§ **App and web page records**
Segment Open

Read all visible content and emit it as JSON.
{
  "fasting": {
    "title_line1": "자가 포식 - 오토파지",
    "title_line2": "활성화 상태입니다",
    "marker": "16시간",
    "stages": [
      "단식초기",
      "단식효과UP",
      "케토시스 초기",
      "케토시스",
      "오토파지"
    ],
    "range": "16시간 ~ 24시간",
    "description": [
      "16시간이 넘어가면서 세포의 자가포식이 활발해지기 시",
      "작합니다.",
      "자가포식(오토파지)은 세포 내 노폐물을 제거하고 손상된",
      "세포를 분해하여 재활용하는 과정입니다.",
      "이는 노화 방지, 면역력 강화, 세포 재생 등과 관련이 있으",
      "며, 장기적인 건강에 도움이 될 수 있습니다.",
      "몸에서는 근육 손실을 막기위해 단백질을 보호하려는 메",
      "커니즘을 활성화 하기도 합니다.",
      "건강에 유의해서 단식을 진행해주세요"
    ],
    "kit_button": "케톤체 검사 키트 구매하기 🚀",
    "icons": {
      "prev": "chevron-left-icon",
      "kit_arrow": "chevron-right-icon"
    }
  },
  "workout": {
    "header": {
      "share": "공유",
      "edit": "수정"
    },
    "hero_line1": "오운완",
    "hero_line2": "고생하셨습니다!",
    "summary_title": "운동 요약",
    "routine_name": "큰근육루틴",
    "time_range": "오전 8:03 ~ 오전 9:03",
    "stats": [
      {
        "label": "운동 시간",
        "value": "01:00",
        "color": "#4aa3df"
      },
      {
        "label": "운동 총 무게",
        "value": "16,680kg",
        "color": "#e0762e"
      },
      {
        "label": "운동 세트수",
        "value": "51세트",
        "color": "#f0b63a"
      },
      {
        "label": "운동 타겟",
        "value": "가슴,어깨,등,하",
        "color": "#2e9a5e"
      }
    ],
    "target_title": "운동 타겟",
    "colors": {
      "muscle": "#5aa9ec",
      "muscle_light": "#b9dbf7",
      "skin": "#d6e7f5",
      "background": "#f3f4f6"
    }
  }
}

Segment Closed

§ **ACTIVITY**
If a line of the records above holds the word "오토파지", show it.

§ **TASK RESULT**
    "title_line1": "자가 포식 - 오토파지",
      "오토파지"
      "자가포식(오토파지)은 세포 내 노폐물을 제거하고 손상된",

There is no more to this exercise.